IT organizations consider security, server virtualization and business-related technologies a top priority for 2009, according to research released by The Society for Information Management.
SIM surveyed 300 member organizations in June and learned that the top five application and technology developments for the coming year include antivirus protection, business intelligence, business process management (BPM), continuity planning and disaster recovery, and server virtualization.
Jerry Luftman, SIM vice president for academic affairs and distinguished professor and associate dean at the Stevens Institute, said the highest ranking technologies reflect a few key issues on IT leaders' minds.
"Security was the top priority last year as well, but people are struggling with other areas such as business intelligence," he said.
To start, security via antivirus protection reflects IT's ongoing balancing act between enabling services while also protecting environments. IT organizations are also tasked with combating more varied threats than in the past. Kenneth Washington, chief privacy officer and vice president at Lockheed Martin, explained to attendees how people are hyperconnected via multiple devices today, which poses a challenge to security and privacy leaders tasked with securing networks.
"Attackers today are motivated by theft, profit and data and they are very patient," he told attendees at SIMposium 2008.
Business intelligence and BPM landed in the second and third spots on SIM's survey, the former of which Luftman said will continue to challenge IT organizations. He said business intelligence is "more complicated than previously envisioned and requires strong skills" that aren't readily available in the existing IT talent pool. BPM, on the other hand, is a top priority because of the cost-efficiencies and streamlined operations it could offer an IT organization.
"BPM is about IT being able to reduce costs and obviously that is top of mind," he added.
Fourth on the list, business continuity and disaster recovery, continues to be a priority for IT leaders, but the fifth entry -- server virtualization -- is new to SIM's top five application and technology developments list. "It's another area seen as having the potential reduce costs and improve services," Luftman said.
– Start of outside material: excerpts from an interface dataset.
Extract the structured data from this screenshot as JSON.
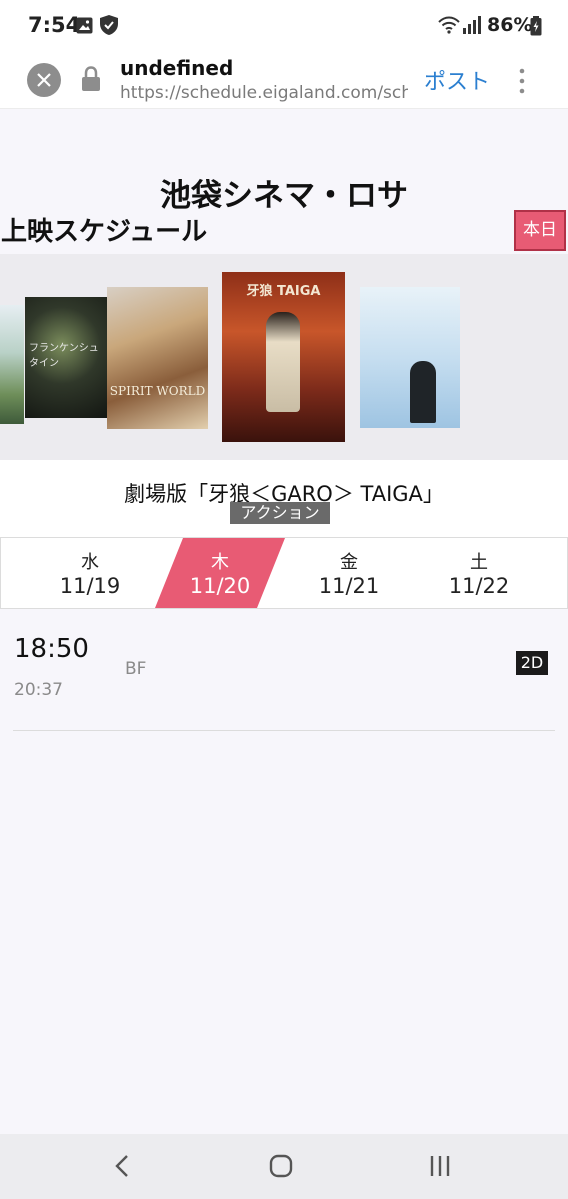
{
  "status_bar": {
    "time": "7:54",
    "battery": "86%",
    "icons": [
      "image-icon",
      "shield-icon",
      "wifi-icon",
      "signal-icon",
      "battery-icon"
    ]
  },
  "browser": {
    "title": "undefined",
    "url": "https://schedule.eigaland.com/schedule",
    "post_label": "ポスト",
    "close_icon": "close-icon",
    "lock_icon": "lock-icon",
    "menu_icon": "more-vert-icon"
  },
  "header": {
    "theater_name": "池袋シネマ・ロサ",
    "schedule_heading": "上映スケジュール",
    "today_label": "本日"
  },
  "posters": [
    {
      "text": ""
    },
    {
      "text": "フランケンシュタイン"
    },
    {
      "text": "SPIRIT WORLD"
    },
    {
      "text": "牙狼 TAIGA"
    },
    {
      "text": ""
    }
  ],
  "movie": {
    "title": "劇場版「牙狼＜GARO＞ TAIGA」",
    "genre": "アクション"
  },
  "dates": [
    {
      "dow": "水",
      "date": "11/19",
      "selected": false
    },
    {
      "dow": "木",
      "date": "11/20",
      "selected": true
    },
    {
      "dow": "金",
      "date": "11/21",
      "selected": false
    },
    {
      "dow": "土",
      "date": "11/22",
      "selected": false
    }
  ],
  "showtime": {
    "start": "18:50",
    "end": "20:37",
    "screen": "BF",
    "format": "2D"
  },
  "colors": {
    "accent": "#e85b74",
    "link": "#2b7fd0"
  },
  "nav": {
    "back_icon": "back-icon",
    "home_icon": "home-icon",
    "recents_icon": "recents-icon"
  }
}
What's not on the list also sparked interested for SIM researchers. For instance, networking and communications technologies previously in the top five slipped down to the tenth priority. Wireless networking at the 25th position while mobile/wireless applications, VoIP and shared services experienced a three-way tie for the 29th spot on SIM's list.
"Network technologies were in the top five last year, but for 2009, they lost priority," Luftman said. "There are relevant technologies there and they are still being put in place, but it is not as hot as it was last year."